Interface dataset entries
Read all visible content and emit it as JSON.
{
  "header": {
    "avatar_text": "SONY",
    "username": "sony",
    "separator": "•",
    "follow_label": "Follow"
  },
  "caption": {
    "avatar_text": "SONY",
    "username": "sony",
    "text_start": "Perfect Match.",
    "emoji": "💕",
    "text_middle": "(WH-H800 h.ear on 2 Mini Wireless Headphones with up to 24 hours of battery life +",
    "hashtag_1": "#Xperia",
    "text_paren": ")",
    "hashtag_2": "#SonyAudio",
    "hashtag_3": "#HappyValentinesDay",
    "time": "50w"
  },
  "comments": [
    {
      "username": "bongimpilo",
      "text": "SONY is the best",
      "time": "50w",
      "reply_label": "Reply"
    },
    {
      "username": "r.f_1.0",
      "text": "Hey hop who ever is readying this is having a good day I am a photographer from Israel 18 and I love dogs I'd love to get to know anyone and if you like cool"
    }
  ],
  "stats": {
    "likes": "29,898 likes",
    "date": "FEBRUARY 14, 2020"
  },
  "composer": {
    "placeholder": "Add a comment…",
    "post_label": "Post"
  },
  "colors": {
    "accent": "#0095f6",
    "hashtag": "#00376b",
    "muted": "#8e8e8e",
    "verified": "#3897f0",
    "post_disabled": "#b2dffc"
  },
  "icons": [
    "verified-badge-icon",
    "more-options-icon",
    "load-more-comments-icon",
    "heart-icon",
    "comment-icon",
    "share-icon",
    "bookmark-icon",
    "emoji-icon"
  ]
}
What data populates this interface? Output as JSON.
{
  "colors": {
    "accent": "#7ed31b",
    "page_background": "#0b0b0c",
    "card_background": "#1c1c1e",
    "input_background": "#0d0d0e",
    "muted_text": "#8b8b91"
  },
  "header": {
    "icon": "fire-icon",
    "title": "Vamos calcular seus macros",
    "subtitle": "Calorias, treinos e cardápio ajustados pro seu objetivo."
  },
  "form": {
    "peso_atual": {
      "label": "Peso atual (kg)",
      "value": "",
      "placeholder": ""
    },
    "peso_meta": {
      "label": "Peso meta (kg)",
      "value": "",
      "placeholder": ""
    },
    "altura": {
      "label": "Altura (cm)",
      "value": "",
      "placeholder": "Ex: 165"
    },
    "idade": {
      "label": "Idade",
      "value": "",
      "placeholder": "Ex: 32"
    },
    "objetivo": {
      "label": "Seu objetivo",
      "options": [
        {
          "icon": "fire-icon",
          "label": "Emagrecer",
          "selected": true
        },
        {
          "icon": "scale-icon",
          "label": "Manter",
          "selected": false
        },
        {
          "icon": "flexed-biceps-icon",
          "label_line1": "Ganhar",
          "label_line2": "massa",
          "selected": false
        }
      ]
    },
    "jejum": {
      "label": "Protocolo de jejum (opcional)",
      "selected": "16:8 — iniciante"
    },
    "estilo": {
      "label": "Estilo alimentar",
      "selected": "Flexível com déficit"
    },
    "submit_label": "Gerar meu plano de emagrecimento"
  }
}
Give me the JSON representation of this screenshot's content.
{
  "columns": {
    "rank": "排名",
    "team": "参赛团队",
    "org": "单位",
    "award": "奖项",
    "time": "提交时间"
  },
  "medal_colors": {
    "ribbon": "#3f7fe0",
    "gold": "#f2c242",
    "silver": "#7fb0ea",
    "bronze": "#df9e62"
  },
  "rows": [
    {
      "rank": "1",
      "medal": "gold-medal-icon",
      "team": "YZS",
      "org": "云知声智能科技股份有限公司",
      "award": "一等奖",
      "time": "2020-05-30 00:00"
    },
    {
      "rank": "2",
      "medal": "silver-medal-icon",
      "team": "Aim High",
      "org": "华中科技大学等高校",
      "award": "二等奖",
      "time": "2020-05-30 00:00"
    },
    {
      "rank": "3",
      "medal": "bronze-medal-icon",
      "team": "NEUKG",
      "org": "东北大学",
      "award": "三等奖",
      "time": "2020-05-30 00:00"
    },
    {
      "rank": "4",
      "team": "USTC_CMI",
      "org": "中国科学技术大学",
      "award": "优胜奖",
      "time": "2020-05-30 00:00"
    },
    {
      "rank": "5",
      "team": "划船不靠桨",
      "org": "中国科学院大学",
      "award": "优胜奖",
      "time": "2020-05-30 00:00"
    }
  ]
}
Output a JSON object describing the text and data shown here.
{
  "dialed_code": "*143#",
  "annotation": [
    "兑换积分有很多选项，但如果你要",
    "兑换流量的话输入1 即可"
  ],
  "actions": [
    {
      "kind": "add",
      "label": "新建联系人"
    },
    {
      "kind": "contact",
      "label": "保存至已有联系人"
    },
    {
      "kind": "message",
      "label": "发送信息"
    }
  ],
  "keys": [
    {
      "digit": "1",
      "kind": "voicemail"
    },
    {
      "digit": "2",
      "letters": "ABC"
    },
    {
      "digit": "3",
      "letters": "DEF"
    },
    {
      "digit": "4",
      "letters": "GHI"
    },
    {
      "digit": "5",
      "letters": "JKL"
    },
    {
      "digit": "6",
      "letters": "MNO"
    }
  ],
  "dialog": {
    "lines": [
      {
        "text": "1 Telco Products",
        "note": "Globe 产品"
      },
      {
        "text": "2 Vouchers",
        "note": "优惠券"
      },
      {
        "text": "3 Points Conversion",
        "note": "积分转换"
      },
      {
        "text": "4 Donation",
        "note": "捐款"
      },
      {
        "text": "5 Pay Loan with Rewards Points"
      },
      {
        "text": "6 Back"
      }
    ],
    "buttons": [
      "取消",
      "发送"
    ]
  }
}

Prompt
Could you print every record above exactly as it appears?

Response for this exercise
Read all visible content and emit it as JSON.
{
  "header": {
    "avatar_text": "SONY",
    "username": "sony",
    "separator": "•",
    "follow_label": "Follow"
  },
  "caption": {
    "avatar_text": "SONY",
    "username": "sony",
    "text_start": "Perfect Match.",
    "emoji": "💕",
    "text_middle": "(WH-H800 h.ear on 2 Mini Wireless Headphones with up to 24 hours of battery life +",
    "hashtag_1": "#Xperia",
    "text_paren": ")",
    "hashtag_2": "#SonyAudio",
    "hashtag_3": "#HappyValentinesDay",
    "time": "50w"
  },
  "comments": [
    {
      "username": "bongimpilo",
      "text": "SONY is the best",
      "time": "50w",
      "reply_label": "Reply"
    },
    {
      "username": "r.f_1.0",
      "text": "Hey hop who ever is readying this is having a good day I am a photographer from Israel 18 and I love dogs I'd love to get to know anyone and if you like cool"
    }
  ],
  "stats": {
    "likes": "29,898 likes",
    "date": "FEBRUARY 14, 2020"
  },
  "composer": {
    "placeholder": "Add a comment…",
    "post_label": "Post"
  },
  "colors": {
    "accent": "#0095f6",
    "hashtag": "#00376b",
    "muted": "#8e8e8e",
    "verified": "#3897f0",
    "post_disabled": "#b2dffc"
  },
  "icons": [
    "verified-badge-icon",
    "more-options-icon",
    "load-more-comments-icon",
    "heart-icon",
    "comment-icon",
    "share-icon",
    "bookmark-icon",
    "emoji-icon"
  ]
}
What data populates this interface? Output as JSON.
{
  "colors": {
    "accent": "#7ed31b",
    "page_background": "#0b0b0c",
    "card_background": "#1c1c1e",
    "input_background": "#0d0d0e",
    "muted_text": "#8b8b91"
  },
  "header": {
    "icon": "fire-icon",
    "title": "Vamos calcular seus macros",
    "subtitle": "Calorias, treinos e cardápio ajustados pro seu objetivo."
  },
  "form": {
    "peso_atual": {
      "label": "Peso atual (kg)",
      "value": "",
      "placeholder": ""
    },
    "peso_meta": {
      "label": "Peso meta (kg)",
      "value": "",
      "placeholder": ""
    },
    "altura": {
      "label": "Altura (cm)",
      "value": "",
      "placeholder": "Ex: 165"
    },
    "idade": {
      "label": "Idade",
      "value": "",
      "placeholder": "Ex: 32"
    },
    "objetivo": {
      "label": "Seu objetivo",
      "options": [
        {
          "icon": "fire-icon",
          "label": "Emagrecer",
          "selected": true
        },
        {
          "icon": "scale-icon",
          "label": "Manter",
          "selected": false
        },
        {
          "icon": "flexed-biceps-icon",
          "label_line1": "Ganhar",
          "label_line2": "massa",
          "selected": false
        }
      ]
    },
    "jejum": {
      "label": "Protocolo de jejum (opcional)",
      "selected": "16:8 — iniciante"
    },
    "estilo": {
      "label": "Estilo alimentar",
      "selected": "Flexível com déficit"
    },
    "submit_label": "Gerar meu plano de emagrecimento"
  }
}
Give me the JSON representation of this screenshot's content.
{
  "columns": {
    "rank": "排名",
    "team": "参赛团队",
    "org": "单位",
    "award": "奖项",
    "time": "提交时间"
  },
  "medal_colors": {
    "ribbon": "#3f7fe0",
    "gold": "#f2c242",
    "silver": "#7fb0ea",
    "bronze": "#df9e62"
  },
  "rows": [
    {
      "rank": "1",
      "medal": "gold-medal-icon",
      "team": "YZS",
      "org": "云知声智能科技股份有限公司",
      "award": "一等奖",
      "time": "2020-05-30 00:00"
    },
    {
      "rank": "2",
      "medal": "silver-medal-icon",
      "team": "Aim High",
      "org": "华中科技大学等高校",
      "award": "二等奖",
      "time": "2020-05-30 00:00"
    },
    {
      "rank": "3",
      "medal": "bronze-medal-icon",
      "team": "NEUKG",
      "org": "东北大学",
      "award": "三等奖",
      "time": "2020-05-30 00:00"
    },
    {
      "rank": "4",
      "team": "USTC_CMI",
      "org": "中国科学技术大学",
      "award": "优胜奖",
      "time": "2020-05-30 00:00"
    },
    {
      "rank": "5",
      "team": "划船不靠桨",
      "org": "中国科学院大学",
      "award": "优胜奖",
      "time": "2020-05-30 00:00"
    }
  ]
}
Output a JSON object describing the text and data shown here.
{
  "dialed_code": "*143#",
  "annotation": [
    "兑换积分有很多选项，但如果你要",
    "兑换流量的话输入1 即可"
  ],
  "actions": [
    {
      "kind": "add",
      "label": "新建联系人"
    },
    {
      "kind": "contact",
      "label": "保存至已有联系人"
    },
    {
      "kind": "message",
      "label": "发送信息"
    }
  ],
  "keys": [
    {
      "digit": "1",
      "kind": "voicemail"
    },
    {
      "digit": "2",
      "letters": "ABC"
    },
    {
      "digit": "3",
      "letters": "DEF"
    },
    {
      "digit": "4",
      "letters": "GHI"
    },
    {
      "digit": "5",
      "letters": "JKL"
    },
    {
      "digit": "6",
      "letters": "MNO"
    }
  ],
  "dialog": {
    "lines": [
      {
        "text": "1 Telco Products",
        "note": "Globe 产品"
      },
      {
        "text": "2 Vouchers",
        "note": "优惠券"
      },
      {
        "text": "3 Points Conversion",
        "note": "积分转换"
      },
      {
        "text": "4 Donation",
        "note": "捐款"
      },
      {
        "text": "5 Pay Loan with Rewards Points"
      },
      {
        "text": "6 Back"
      }
    ],
    "buttons": [
      "取消",
      "发送"
    ]
  }
}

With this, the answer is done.